Carnegie Mellon University’s Lori Holt and Sung-Joo Lim and Stockholm University’s Francisco Lacerda are using video game training with a mock "alien" language to replicate the challenges of learning languages as an infant. The research found that listeners were to quick recognize word-like units. The study was funded by grants from the National Science Foundation, National Institutes of Health and Riksbankens Jubileumsfond.
To uncover how spoken sounds are decoded by the brain, the research team designed a video game narrated in deliberately distorted speech. The soundtrack (unintelligible babble in any language) was the only source of instruction for the 77 adult players in the study. After only two hours of play, the participants could reliably extract world-length sound categories from continuous alien sounds and apply that learning to advance through the game.
"Traditionally, when we study adult learning in the lab, it’s nothing like how infants learn language," said Holt, professor of psychology at CMU and a specialist in auditory cognitive neuroscience. "This video game models for adults the challenge language learning poses to infants. This presents the opportunity to study learning in ways that are just not feasible with infants."

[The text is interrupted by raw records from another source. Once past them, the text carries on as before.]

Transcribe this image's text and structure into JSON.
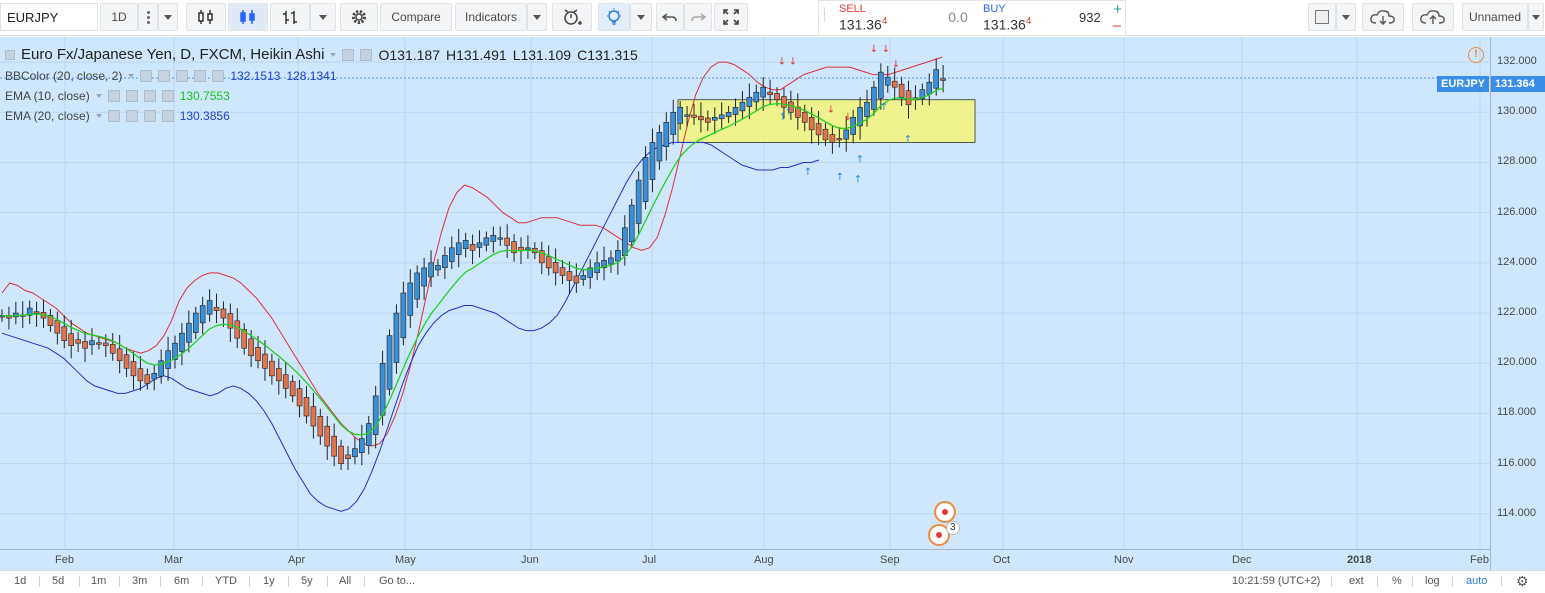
{
  "toolbar": {
    "symbol": "EURJPY",
    "interval": "1D",
    "compare_label": "Compare",
    "indicators_label": "Indicators",
    "layout_name": "Unnamed"
  },
  "trade": {
    "sell_label": "SELL",
    "sell_price": "131.36",
    "sell_pip": "4",
    "spread": "0.0",
    "buy_label": "BUY",
    "buy_price": "131.36",
    "buy_pip": "4",
    "quantity": "932",
    "plus": "+",
    "minus": "–"
  },
  "legend": {
    "title": "Euro Fx/Japanese Yen, D, FXCM, Heikin Ashi",
    "open": "O131.187",
    "high": "H131.491",
    "low": "L131.109",
    "close": "C131.315",
    "indicators": [
      {
        "name": "BBColor (20, close, 2)",
        "values": [
          "132.1513",
          "128.1341"
        ],
        "colors": [
          "#1e3fd0",
          "#1e3fd0"
        ]
      },
      {
        "name": "EMA (10, close)",
        "values": [
          "130.7553"
        ],
        "colors": [
          "#22cc22"
        ]
      },
      {
        "name": "EMA (20, close)",
        "values": [
          "130.3856"
        ],
        "colors": [
          "#1e3fd0"
        ]
      }
    ]
  },
  "price_axis": {
    "ticks": [
      "132.000",
      "130.000",
      "128.000",
      "126.000",
      "124.000",
      "122.000",
      "120.000",
      "118.000",
      "116.000",
      "114.000"
    ],
    "symbol_badge": "EURJPY",
    "last_price": "131.364"
  },
  "time_axis": {
    "ticks": [
      "Feb",
      "Mar",
      "Apr",
      "May",
      "Jun",
      "Jul",
      "Aug",
      "Sep",
      "Oct",
      "Nov",
      "Dec",
      "2018",
      "Feb"
    ]
  },
  "bottom": {
    "ranges": [
      "1d",
      "5d",
      "1m",
      "3m",
      "6m",
      "YTD",
      "1y",
      "5y",
      "All"
    ],
    "goto": "Go to...",
    "time": "10:21:59 (UTC+2)",
    "ext": "ext",
    "percent": "%",
    "log": "log",
    "auto": "auto"
  },
  "events_badge": "3",
  "colors": {
    "background": "#cfe7fd",
    "bull": "#3a8fd6",
    "bear": "#e0744f",
    "bb_upper": "#e0303a",
    "bb_lower": "#1f2fc8",
    "ema_fast": "#22d022",
    "highlight": "#f4f57a"
  },
  "chart_data": {
    "type": "candlestick",
    "price_range": [
      112.6,
      133.0
    ],
    "ylabel": "",
    "series": [
      {
        "name": "Heikin Ashi",
        "values": "ohlc_from_close"
      },
      {
        "name": "BB upper"
      },
      {
        "name": "BB lower"
      },
      {
        "name": "EMA 10"
      }
    ],
    "close": [
      121.9,
      121.8,
      122.0,
      121.9,
      122.2,
      122.0,
      121.8,
      121.5,
      121.2,
      120.9,
      120.7,
      120.8,
      120.6,
      120.9,
      120.8,
      120.7,
      120.4,
      120.1,
      119.8,
      119.5,
      119.3,
      119.2,
      119.6,
      120.1,
      120.5,
      120.8,
      121.2,
      121.6,
      122.0,
      122.3,
      122.5,
      122.1,
      121.8,
      121.4,
      121.0,
      120.6,
      120.3,
      120.1,
      119.8,
      119.5,
      119.3,
      119.0,
      118.7,
      118.3,
      117.9,
      117.5,
      117.1,
      116.7,
      116.3,
      116.0,
      116.2,
      116.6,
      117.0,
      117.6,
      118.7,
      120.0,
      121.1,
      122.0,
      122.8,
      123.2,
      123.6,
      123.8,
      124.0,
      123.9,
      124.3,
      124.6,
      124.8,
      124.9,
      124.5,
      124.8,
      125.0,
      125.1,
      125.0,
      124.7,
      124.4,
      124.5,
      124.6,
      124.4,
      124.0,
      123.8,
      123.6,
      123.5,
      123.3,
      123.2,
      123.5,
      123.8,
      124.0,
      124.1,
      124.2,
      124.5,
      125.4,
      126.3,
      127.3,
      128.2,
      128.8,
      129.2,
      129.6,
      130.0,
      130.2,
      129.9,
      129.8,
      129.7,
      129.6,
      129.8,
      129.9,
      130.0,
      130.2,
      130.4,
      130.6,
      130.8,
      131.0,
      130.7,
      130.5,
      130.2,
      130.0,
      129.8,
      129.6,
      129.3,
      129.1,
      128.9,
      128.8,
      128.9,
      129.3,
      129.8,
      130.2,
      130.4,
      131.0,
      131.6,
      131.4,
      131.0,
      130.6,
      130.3,
      130.5,
      130.9,
      131.2,
      131.7,
      131.3
    ],
    "bb_upper": [
      122.8,
      123.2,
      123.1,
      122.9,
      122.8,
      122.6,
      122.4,
      122.2,
      121.9,
      121.6,
      121.4,
      121.2,
      121.1,
      121.0,
      120.9,
      120.8,
      120.6,
      120.5,
      120.4,
      120.5,
      120.7,
      121.1,
      121.7,
      122.5,
      123.0,
      123.3,
      123.5,
      123.6,
      123.6,
      123.5,
      123.4,
      123.2,
      122.9,
      122.6,
      122.2,
      121.8,
      121.3,
      120.8,
      120.3,
      119.8,
      119.3,
      118.8,
      118.4,
      118.0,
      117.6,
      117.3,
      117.0,
      116.8,
      116.7,
      116.8,
      117.2,
      117.9,
      118.8,
      119.9,
      121.2,
      122.6,
      124.0,
      125.2,
      126.2,
      126.8,
      127.1,
      127.0,
      126.8,
      126.6,
      126.3,
      126.0,
      125.8,
      125.6,
      125.6,
      125.7,
      125.8,
      125.8,
      125.8,
      125.7,
      125.6,
      125.5,
      125.5,
      125.5,
      125.4,
      125.2,
      125.0,
      124.8,
      124.6,
      124.5,
      124.6,
      125.0,
      125.9,
      127.0,
      128.3,
      129.6,
      130.7,
      131.4,
      131.8,
      132.0,
      132.0,
      131.9,
      131.7,
      131.5,
      131.2,
      131.0,
      130.9,
      130.9,
      131.1,
      131.3,
      131.5,
      131.6,
      131.7,
      131.8,
      131.8,
      131.8,
      131.8,
      131.7,
      131.6,
      131.5,
      131.5,
      131.5,
      131.6,
      131.7,
      131.8,
      131.9,
      132.0,
      132.1,
      132.2
    ],
    "bb_lower": [
      121.2,
      121.1,
      121.0,
      120.9,
      120.8,
      120.7,
      120.6,
      120.4,
      120.2,
      119.9,
      119.6,
      119.3,
      119.1,
      119.0,
      118.9,
      118.8,
      118.8,
      118.9,
      119.0,
      119.2,
      119.4,
      119.5,
      119.4,
      119.2,
      119.0,
      118.9,
      118.8,
      118.7,
      118.8,
      119.0,
      119.1,
      119.0,
      118.8,
      118.5,
      118.1,
      117.6,
      117.0,
      116.4,
      115.8,
      115.3,
      114.8,
      114.5,
      114.3,
      114.2,
      114.1,
      114.2,
      114.5,
      115.0,
      115.7,
      116.5,
      117.4,
      118.3,
      119.2,
      120.0,
      120.7,
      121.2,
      121.6,
      121.9,
      122.1,
      122.2,
      122.3,
      122.3,
      122.2,
      122.1,
      122.0,
      121.8,
      121.6,
      121.4,
      121.3,
      121.3,
      121.4,
      121.6,
      121.9,
      122.4,
      123.0,
      123.6,
      124.2,
      124.8,
      125.4,
      126.0,
      126.6,
      127.2,
      127.7,
      128.1,
      128.4,
      128.6,
      128.7,
      128.8,
      128.8,
      128.8,
      128.8,
      128.8,
      128.7,
      128.5,
      128.3,
      128.1,
      127.9,
      127.8,
      127.7,
      127.7,
      127.7,
      127.8,
      127.8,
      127.9,
      128.0,
      128.0,
      128.1
    ]
  }
}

Lacerda, professor of phonetics and an expert in language acquisition, agrees that using video games is a promising new way to explore language learning.
"This is a wonderful opportunity to approximate the task facing infants by creating a setting where adults are forced to infer what the meaning of different sound elements might be, and to do it in a functional way."
The research has the potential to help researchers better understand and effectively treat a number of conditions including dyslexia and improving second language learning.
Lim, a graduate student in psychology at CMU and lead author of the study, has used the game to help adults learn English.
"Native speakers of Japanese can use this type of training to learn English consonants they have difficulty distinguishing," she said
Holt, director of CMU’s Speech Perception and Learning Laboratory, is interested in taking the study further to determine how the video game and its alien soundtrack engage different areas of the brain to produce rapid learning. The next step is to investigate this by observing players with functional magnetic resonance imaging (fMRI) to view real-time brain reactions to the video game.
Researchers will present their findings at the Acoustical Society of America’s annual meeting May 23-27 in Seattle.
For more information on research at Carnegie Mellon, visit www.cmu.edu/research/brain.